It should come as no surprise that October is ruled by horror releases, but there are still some nice noir titles to be had including a motherlode box set that will excite most any noir fan provided they can speak and understand French (and own a region-free Blu-ray player). Let’s see what October holds…
Overall I felt like August was a slow month, but I did manage to see quite a few films, most of them for the first time. If you missed the earlier parts of the month, please check out Part I and Part II. Here’s Part III:
Night Moves (1975)
Directed by Arthur Penn
Produced by Robert M. Sherman
Written by Alan Sharp
Music by Michael Small
Cinematography by Bruce Surtees
Edited by Dede Allen, Stephan A. Rotter
Warner DVD – Interlibrary loan (1:39)
Recently released on Blu-ray from Warner Archive
In the first half of Night Moves, private detective Harry Moseby (Gene Hackman) is showing a woman named Paula (Jennifer Warren) a sequence of chess moves from a famous match originally played in the 1920s.
“It’s a beauty,” Paula says after Harry shows her the sequence again.
“Yeah,” Harry replies, “but he didn’t see it. He played something else and he lost. Must’ve regretted it every day of his life. I know I would have.”
In a way, I’ve just given away everything about Arthur Penn’s brilliant neo-noir Night Moves, and then again I’ve given away nothing. Night Moves is one of those movies that’s been largely overlooked for the past 40 years, at least by the majority of the moviegoing public (and sometimes even Gene Hackman fans). It’s a great film for many reasons (which I’ll elaborate on in a moment), but it demands from the viewer a patient and careful eye. It also requires at least two viewings (this was my third) to fully appreciate its wonders, and for a 40-year-old film, that’s asking a lot. Yet the rewards are tremendous.
If you missed Part I of the films I watched in August, this will get you caught up. Continuing…
July is over and I just barely managed to get in 30 movies total. If you’re so inclined, please check out Part I and Part II. Here’s the last part of my July viewing:
We took our vacation this month, so I won’t have as many films to list as usual plus I’m late getting them out. But rest assured, there’s much more to come. Here’s what I saw in the first half of July:
I have a movie decision to make so I thought I’d ask my readers. At the library where I work, I’m planning several events leading up to Veterans Day (November 11) culminating in a Veterans Day movie. We can choose most movies from Movie Licensing USA and there are several good ones in that database. (Unfortunately my top choice, The Best Years of Our Lives, is not on that list.)

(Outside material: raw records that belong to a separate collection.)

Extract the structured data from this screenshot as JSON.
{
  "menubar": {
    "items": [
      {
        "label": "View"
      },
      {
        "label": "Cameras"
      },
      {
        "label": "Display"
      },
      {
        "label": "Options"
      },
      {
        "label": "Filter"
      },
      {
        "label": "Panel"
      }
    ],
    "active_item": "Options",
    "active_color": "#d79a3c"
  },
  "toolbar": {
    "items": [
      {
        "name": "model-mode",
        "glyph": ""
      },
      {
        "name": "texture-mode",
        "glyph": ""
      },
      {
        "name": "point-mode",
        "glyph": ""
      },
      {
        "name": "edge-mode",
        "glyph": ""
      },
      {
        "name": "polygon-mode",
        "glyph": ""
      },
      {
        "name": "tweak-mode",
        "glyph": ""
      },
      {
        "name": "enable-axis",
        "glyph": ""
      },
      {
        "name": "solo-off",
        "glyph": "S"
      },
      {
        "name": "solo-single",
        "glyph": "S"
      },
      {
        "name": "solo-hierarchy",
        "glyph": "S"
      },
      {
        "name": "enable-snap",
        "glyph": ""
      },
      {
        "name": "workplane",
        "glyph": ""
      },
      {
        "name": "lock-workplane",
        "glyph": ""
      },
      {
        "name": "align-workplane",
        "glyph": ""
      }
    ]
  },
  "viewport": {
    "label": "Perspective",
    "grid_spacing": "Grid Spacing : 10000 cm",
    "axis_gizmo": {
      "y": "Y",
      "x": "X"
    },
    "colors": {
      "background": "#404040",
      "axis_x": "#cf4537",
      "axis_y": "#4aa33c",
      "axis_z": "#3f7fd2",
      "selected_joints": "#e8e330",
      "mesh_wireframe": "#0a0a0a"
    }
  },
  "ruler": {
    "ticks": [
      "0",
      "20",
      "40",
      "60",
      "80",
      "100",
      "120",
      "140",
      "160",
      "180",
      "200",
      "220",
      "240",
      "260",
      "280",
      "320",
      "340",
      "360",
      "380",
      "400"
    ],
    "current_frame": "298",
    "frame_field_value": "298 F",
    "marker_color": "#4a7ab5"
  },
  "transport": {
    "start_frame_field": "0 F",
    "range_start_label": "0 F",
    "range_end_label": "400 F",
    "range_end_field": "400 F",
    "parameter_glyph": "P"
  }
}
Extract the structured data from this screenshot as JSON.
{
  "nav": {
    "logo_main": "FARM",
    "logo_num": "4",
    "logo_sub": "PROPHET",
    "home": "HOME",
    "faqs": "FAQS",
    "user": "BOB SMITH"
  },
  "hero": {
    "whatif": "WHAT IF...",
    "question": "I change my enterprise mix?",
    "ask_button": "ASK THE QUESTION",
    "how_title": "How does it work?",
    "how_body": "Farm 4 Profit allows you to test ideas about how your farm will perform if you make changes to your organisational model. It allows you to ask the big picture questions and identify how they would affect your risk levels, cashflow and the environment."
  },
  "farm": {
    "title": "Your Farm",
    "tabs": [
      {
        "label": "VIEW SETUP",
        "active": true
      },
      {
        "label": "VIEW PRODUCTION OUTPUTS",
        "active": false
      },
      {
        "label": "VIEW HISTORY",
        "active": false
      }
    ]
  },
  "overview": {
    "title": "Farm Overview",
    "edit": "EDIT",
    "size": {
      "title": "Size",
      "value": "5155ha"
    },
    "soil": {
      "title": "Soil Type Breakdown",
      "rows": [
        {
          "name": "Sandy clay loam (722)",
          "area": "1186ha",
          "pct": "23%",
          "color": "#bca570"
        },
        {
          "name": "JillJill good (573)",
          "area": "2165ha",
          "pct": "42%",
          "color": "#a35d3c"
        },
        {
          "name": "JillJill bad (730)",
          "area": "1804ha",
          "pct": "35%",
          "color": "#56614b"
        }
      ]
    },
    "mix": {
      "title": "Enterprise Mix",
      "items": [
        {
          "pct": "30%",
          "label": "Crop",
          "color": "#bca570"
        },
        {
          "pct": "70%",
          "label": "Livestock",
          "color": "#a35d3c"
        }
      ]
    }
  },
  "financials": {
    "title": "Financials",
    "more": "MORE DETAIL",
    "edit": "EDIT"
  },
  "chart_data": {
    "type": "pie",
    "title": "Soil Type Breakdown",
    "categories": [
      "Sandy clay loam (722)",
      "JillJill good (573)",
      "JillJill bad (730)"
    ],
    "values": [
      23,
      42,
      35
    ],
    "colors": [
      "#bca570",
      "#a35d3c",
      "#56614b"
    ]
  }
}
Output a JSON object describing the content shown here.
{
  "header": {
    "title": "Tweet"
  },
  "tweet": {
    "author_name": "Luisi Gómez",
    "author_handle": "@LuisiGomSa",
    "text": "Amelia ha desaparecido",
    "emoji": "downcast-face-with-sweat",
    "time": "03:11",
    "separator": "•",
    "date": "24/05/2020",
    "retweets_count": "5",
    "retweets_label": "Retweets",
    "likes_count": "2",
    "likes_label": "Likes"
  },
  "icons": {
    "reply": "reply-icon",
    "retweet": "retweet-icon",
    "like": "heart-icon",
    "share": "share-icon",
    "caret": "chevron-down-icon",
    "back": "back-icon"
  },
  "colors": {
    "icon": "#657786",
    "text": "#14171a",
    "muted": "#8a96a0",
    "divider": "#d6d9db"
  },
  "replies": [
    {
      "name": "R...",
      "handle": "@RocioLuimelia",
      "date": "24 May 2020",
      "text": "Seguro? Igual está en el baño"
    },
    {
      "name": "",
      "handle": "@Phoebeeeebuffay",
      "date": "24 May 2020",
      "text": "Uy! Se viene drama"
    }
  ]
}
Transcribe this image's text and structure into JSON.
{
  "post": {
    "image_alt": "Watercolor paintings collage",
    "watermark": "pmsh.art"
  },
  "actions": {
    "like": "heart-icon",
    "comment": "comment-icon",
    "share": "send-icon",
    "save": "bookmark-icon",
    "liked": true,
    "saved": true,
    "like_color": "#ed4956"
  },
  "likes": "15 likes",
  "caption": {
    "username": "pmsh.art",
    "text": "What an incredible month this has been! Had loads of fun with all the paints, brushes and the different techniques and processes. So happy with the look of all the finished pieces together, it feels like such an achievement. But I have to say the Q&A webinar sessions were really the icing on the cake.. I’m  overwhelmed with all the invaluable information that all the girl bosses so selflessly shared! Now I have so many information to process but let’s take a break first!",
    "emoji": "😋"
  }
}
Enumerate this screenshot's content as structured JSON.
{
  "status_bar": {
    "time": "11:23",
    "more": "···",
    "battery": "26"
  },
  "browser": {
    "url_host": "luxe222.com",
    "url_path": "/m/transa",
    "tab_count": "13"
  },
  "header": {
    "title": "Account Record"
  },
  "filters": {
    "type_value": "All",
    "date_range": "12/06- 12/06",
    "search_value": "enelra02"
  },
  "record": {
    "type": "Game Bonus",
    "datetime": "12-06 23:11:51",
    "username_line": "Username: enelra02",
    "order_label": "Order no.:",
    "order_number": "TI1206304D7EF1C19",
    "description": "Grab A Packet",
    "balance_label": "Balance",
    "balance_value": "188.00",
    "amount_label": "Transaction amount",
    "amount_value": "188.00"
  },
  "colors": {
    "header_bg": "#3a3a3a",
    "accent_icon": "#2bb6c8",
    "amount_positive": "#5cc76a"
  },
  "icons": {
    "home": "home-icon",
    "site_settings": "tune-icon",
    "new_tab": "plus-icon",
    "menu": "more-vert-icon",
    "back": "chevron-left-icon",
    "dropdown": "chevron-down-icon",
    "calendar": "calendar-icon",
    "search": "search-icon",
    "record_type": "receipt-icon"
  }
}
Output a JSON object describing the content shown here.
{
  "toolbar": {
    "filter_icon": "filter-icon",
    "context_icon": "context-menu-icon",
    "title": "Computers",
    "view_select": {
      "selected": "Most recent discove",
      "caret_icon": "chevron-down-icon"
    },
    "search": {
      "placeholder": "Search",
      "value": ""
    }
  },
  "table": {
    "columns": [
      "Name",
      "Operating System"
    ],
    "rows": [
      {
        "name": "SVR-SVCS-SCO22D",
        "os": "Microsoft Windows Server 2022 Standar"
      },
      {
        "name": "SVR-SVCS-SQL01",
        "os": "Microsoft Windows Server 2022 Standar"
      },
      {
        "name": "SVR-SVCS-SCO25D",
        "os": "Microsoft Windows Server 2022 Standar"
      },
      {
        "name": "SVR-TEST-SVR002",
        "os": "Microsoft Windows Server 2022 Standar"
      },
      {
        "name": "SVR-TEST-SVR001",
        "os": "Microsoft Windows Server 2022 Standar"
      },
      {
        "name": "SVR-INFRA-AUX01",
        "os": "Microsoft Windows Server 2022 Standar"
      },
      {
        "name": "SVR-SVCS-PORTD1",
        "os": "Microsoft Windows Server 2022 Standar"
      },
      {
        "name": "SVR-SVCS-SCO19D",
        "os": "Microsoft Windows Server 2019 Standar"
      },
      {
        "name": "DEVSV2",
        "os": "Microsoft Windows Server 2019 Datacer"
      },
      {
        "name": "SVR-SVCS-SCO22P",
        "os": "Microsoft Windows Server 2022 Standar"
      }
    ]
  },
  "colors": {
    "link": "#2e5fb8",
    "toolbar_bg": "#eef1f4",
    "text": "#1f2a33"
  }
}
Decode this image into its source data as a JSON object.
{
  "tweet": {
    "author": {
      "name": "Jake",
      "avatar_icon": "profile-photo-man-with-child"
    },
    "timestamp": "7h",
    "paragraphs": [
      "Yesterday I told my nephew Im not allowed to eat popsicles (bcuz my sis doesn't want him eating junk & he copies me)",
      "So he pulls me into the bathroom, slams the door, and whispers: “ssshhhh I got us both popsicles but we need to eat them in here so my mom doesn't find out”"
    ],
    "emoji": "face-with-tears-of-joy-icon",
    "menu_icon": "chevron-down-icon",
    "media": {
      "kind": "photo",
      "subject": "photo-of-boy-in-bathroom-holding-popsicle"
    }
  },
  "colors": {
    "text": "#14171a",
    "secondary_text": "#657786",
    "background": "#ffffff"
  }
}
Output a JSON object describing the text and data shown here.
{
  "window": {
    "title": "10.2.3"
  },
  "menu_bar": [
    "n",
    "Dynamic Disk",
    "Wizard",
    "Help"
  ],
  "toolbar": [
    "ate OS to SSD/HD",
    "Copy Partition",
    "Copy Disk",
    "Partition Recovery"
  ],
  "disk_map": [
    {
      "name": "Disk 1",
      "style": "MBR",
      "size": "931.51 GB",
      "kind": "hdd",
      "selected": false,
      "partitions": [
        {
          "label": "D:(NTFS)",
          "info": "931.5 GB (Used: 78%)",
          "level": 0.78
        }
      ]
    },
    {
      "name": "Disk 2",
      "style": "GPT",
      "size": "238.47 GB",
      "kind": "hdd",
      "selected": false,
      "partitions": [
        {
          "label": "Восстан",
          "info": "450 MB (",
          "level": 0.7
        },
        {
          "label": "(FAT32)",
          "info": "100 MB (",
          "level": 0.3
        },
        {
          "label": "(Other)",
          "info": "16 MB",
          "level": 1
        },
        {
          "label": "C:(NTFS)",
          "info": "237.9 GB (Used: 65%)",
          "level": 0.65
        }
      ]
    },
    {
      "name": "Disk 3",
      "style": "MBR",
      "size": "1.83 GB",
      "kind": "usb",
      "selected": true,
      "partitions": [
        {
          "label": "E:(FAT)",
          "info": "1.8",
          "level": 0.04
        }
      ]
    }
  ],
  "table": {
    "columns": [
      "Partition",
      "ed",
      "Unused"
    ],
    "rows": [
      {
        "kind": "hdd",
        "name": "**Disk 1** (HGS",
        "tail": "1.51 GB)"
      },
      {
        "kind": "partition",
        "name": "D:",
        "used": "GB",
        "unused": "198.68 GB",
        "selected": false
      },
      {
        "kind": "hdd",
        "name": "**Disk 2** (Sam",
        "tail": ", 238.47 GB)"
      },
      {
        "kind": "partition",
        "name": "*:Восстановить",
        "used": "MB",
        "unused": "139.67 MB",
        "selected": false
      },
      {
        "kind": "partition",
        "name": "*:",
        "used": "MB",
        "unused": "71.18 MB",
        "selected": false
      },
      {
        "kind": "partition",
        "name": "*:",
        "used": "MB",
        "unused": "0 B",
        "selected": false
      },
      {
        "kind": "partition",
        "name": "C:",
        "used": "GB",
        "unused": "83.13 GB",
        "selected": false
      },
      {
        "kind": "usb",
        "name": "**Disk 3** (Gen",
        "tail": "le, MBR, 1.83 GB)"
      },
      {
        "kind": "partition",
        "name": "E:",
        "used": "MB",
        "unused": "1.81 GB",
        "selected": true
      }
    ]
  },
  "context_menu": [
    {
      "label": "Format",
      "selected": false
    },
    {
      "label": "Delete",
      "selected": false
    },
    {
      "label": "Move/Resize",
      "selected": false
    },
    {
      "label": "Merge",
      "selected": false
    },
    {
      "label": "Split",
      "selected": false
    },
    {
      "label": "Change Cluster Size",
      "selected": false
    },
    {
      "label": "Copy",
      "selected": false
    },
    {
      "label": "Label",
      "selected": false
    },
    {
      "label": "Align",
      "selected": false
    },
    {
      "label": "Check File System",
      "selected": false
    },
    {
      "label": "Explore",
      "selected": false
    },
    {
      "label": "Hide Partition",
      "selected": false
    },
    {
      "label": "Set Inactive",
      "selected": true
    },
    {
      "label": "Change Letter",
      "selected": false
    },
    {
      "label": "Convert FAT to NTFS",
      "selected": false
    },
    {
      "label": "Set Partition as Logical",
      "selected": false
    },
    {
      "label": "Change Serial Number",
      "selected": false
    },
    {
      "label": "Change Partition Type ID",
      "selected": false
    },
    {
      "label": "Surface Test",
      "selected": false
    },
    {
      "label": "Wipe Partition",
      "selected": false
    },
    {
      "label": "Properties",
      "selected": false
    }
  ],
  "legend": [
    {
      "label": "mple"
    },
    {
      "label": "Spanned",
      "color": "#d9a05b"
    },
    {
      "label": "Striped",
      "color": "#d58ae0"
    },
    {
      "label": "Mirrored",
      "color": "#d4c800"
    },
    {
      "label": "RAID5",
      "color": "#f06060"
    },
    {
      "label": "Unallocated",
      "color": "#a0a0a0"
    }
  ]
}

I’ve narrowed my choices down to two: Battleground (1949) and They Were Expendable (1945). I like them both, I think they would both be good films to show to honor our veterans, but I’m really having trouble deciding which one to screen. I’d love to hear your thoughts.